======== Records shown ========

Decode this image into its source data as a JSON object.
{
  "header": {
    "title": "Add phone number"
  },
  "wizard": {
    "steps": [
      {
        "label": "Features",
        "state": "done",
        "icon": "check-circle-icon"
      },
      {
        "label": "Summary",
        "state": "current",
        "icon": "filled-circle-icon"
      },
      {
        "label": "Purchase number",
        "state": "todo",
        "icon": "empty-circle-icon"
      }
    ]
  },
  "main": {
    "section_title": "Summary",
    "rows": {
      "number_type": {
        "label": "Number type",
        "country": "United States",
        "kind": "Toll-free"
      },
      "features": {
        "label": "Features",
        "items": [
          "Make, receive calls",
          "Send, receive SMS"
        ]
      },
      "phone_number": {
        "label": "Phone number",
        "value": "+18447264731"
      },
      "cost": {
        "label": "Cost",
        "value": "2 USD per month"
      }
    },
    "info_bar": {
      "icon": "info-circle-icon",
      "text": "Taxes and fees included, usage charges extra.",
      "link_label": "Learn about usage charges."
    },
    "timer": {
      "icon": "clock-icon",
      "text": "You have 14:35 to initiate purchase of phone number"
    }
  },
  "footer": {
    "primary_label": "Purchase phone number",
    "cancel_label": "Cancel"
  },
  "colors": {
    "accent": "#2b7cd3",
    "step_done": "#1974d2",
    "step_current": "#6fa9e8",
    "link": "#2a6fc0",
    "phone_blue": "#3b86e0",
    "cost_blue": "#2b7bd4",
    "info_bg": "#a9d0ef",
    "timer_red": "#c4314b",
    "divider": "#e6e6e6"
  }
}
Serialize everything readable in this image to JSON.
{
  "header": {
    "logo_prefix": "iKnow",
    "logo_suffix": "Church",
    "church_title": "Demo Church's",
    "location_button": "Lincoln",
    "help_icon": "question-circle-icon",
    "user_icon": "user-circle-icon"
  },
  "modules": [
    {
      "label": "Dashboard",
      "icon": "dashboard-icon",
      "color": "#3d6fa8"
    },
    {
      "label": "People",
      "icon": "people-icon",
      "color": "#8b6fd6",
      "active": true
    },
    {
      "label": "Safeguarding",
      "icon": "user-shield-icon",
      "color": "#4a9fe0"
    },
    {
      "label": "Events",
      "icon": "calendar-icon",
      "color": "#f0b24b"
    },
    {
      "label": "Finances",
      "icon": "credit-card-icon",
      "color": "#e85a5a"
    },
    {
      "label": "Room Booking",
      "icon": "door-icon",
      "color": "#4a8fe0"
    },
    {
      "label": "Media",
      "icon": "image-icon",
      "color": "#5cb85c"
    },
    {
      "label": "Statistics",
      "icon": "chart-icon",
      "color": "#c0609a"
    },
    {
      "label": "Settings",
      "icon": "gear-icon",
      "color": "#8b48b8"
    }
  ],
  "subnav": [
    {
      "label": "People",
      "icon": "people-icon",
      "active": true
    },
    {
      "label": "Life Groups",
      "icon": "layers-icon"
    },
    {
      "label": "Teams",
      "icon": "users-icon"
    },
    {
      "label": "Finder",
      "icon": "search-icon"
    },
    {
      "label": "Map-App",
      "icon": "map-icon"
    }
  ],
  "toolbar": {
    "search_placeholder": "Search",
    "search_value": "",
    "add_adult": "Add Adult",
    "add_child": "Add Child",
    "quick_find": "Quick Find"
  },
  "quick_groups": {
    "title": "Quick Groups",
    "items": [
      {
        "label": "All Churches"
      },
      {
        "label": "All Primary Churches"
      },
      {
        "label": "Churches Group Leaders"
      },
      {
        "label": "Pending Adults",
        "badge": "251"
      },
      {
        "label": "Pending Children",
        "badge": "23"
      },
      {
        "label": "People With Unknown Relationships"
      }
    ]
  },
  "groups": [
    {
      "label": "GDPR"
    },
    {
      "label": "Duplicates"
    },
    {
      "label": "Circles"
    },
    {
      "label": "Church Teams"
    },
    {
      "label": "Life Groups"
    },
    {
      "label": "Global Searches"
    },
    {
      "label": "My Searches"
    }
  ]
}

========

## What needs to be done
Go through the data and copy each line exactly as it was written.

## Solution to this problem
Decode this image into its source data as a JSON object.
{
  "header": {
    "title": "Add phone number"
  },
  "wizard": {
    "steps": [
      {
        "label": "Features",
        "state": "done",
        "icon": "check-circle-icon"
      },
      {
        "label": "Summary",
        "state": "current",
        "icon": "filled-circle-icon"
      },
      {
        "label": "Purchase number",
        "state": "todo",
        "icon": "empty-circle-icon"
      }
    ]
  },
  "main": {
    "section_title": "Summary",
    "rows": {
      "number_type": {
        "label": "Number type",
        "country": "United States",
        "kind": "Toll-free"
      },
      "features": {
        "label": "Features",
        "items": [
          "Make, receive calls",
          "Send, receive SMS"
        ]
      },
      "phone_number": {
        "label": "Phone number",
        "value": "+18447264731"
      },
      "cost": {
        "label": "Cost",
        "value": "2 USD per month"
      }
    },
    "info_bar": {
      "icon": "info-circle-icon",
      "text": "Taxes and fees included, usage charges extra.",
      "link_label": "Learn about usage charges."
    },
    "timer": {
      "icon": "clock-icon",
      "text": "You have 14:35 to initiate purchase of phone number"
    }
  },
  "footer": {
    "primary_label": "Purchase phone number",
    "cancel_label": "Cancel"
  },
  "colors": {
    "accent": "#2b7cd3",
    "step_done": "#1974d2",
    "step_current": "#6fa9e8",
    "link": "#2a6fc0",
    "phone_blue": "#3b86e0",
    "cost_blue": "#2b7bd4",
    "info_bg": "#a9d0ef",
    "timer_red": "#c4314b",
    "divider": "#e6e6e6"
  }
}
Serialize everything readable in this image to JSON.
{
  "header": {
    "logo_prefix": "iKnow",
    "logo_suffix": "Church",
    "church_title": "Demo Church's",
    "location_button": "Lincoln",
    "help_icon": "question-circle-icon",
    "user_icon": "user-circle-icon"
  },
  "modules": [
    {
      "label": "Dashboard",
      "icon": "dashboard-icon",
      "color": "#3d6fa8"
    },
    {
      "label": "People",
      "icon": "people-icon",
      "color": "#8b6fd6",
      "active": true
    },
    {
      "label": "Safeguarding",
      "icon": "user-shield-icon",
      "color": "#4a9fe0"
    },
    {
      "label": "Events",
      "icon": "calendar-icon",
      "color": "#f0b24b"
    },
    {
      "label": "Finances",
      "icon": "credit-card-icon",
      "color": "#e85a5a"
    },
    {
      "label": "Room Booking",
      "icon": "door-icon",
      "color": "#4a8fe0"
    },
    {
      "label": "Media",
      "icon": "image-icon",
      "color": "#5cb85c"
    },
    {
      "label": "Statistics",
      "icon": "chart-icon",
      "color": "#c0609a"
    },
    {
      "label": "Settings",
      "icon": "gear-icon",
      "color": "#8b48b8"
    }
  ],
  "subnav": [
    {
      "label": "People",
      "icon": "people-icon",
      "active": true
    },
    {
      "label": "Life Groups",
      "icon": "layers-icon"
    },
    {
      "label": "Teams",
      "icon": "users-icon"
    },
    {
      "label": "Finder",
      "icon": "search-icon"
    },
    {
      "label": "Map-App",
      "icon": "map-icon"
    }
  ],
  "toolbar": {
    "search_placeholder": "Search",
    "search_value": "",
    "add_adult": "Add Adult",
    "add_child": "Add Child",
    "quick_find": "Quick Find"
  },
  "quick_groups": {
    "title": "Quick Groups",
    "items": [
      {
        "label": "All Churches"
      },
      {
        "label": "All Primary Churches"
      },
      {
        "label": "Churches Group Leaders"
      },
      {
        "label": "Pending Adults",
        "badge": "251"
      },
      {
        "label": "Pending Children",
        "badge": "23"
      },
      {
        "label": "People With Unknown Relationships"
      }
    ]
  },
  "groups": [
    {
      "label": "GDPR"
    },
    {
      "label": "Duplicates"
    },
    {
      "label": "Circles"
    },
    {
      "label": "Church Teams"
    },
    {
      "label": "Life Groups"
    },
    {
      "label": "Global Searches"
    },
    {
      "label": "My Searches"
    }
  ]
}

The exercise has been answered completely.